In your graphic, I notice there are items in black, gray, and purple. I assume purple is next action. Gray is probably future action, and black is available right now.
That's correct. Orange means "Due Soon", red means overdue, and blue means action from a single-action list. The blue and purple colors aren't used on the iPad or iPhone app. The future connotation of the gray color means not available now, not that there is necessarily a specific time in the future at which it will become available. The project might be on hold, or dropped, or that action is assigned to a context which is on hold, or there's a future start date on the action or project, or simply it isn't the leading action in a sequential project or group.

The hard part to this is understanding the behavior when the groups, whether it's a project or action group, are sequential, parallel, or single action, and their child groups can be independently sequential or parallel. There are 6 possible combinations:

Project/Action Group:

single actions/sequential

single actions/parallel
More combinations than that, as you can have groups inside groups inside's turtles all the way down :-)
The actions displayed to the user depend upon the availability filter which has four states:

Next Action
Don't forget about Completed.
The key to understanding how OF works is in understanding the above and I am still struggling with this.

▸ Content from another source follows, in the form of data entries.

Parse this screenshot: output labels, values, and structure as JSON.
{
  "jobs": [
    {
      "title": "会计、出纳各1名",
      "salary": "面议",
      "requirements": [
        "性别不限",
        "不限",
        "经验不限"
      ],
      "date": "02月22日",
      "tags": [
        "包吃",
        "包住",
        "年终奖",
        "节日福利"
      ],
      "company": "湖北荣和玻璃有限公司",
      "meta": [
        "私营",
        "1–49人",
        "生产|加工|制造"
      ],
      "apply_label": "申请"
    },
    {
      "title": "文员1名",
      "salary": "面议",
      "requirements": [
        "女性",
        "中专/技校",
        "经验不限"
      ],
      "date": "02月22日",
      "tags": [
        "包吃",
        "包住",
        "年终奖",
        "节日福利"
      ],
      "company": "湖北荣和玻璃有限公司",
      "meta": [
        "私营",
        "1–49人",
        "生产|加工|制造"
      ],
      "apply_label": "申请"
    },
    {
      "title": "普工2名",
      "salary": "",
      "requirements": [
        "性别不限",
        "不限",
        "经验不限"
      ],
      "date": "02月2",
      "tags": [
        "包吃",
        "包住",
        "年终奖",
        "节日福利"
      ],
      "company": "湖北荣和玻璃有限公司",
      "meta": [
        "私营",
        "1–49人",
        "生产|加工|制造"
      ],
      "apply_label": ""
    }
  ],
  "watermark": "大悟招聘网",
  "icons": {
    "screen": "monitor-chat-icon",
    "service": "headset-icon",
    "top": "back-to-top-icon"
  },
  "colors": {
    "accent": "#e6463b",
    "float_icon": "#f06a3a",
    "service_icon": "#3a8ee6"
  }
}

At this point, I don't see the difference between Parallel and Single Actions. What is the behavior of actions between these two types of projects. Note that Single Actions are not available to action groups for some reason that I don't know.
When I answered your question last night, I wondered if you were asking the question I answered, or this one. I decided that no matter which one I answered, it would turn out you meant the other one, so I went with the one that was more fun, and I'm glad I didn't immediately delete the sample project! :-)

There are a number of differences between SAL and parallel project. Perhaps the most obvious at first glance is the icon assigned. Next, actions in SAL's are styled blue by default on the Mac, unless overridden by due soon, overdue, or unavailable styling. All available actions in a SAL are treated as if they are next actions, whereas only the first available action in a parallel project or group is treated as if a next action.

So what is the practical bottom line? Well, if the container really is a catch-all bucket of independent items, you might want to see all of them in your context lists, and a SAL would be an appropriate choice. Projects have outcomes, and SALs do not, so some of use SALs to contain collections of tasks which are related but have no near-term outcome. I have one for taking care of my pets, for example. "Feed the cats until they are dead" just doesn't have the right ring to it :-) Despite the name, you can have action groups in a SAL, so it could be used as an area of responsibility structure, although as you see in my chart above, you don't get the same level of control as you do with a collection of projects.

There are few irrevocable choices made when using OmniFocus. If you set something up as a parallel project and after a few days you think it might be better as a SAL, just bring it up in the inspector and change it! On occasion I've temporarily changed SALs to projects and later back again just to slim down the otherwise overwhelming list of choices. If it works for you, that's all that really matters. Try it both ways, see what you like. The right answer now may not be the right answer later, so take a little time now and then to reflect on what works well and what has a bit too much friction, and alter your approach accordingly. One of my favorite aspects of being a forum participant here is seeing the different approaches people use, and I'm always looking to add some clever new twist that someone else thinks is completely obvious but never occurred to me!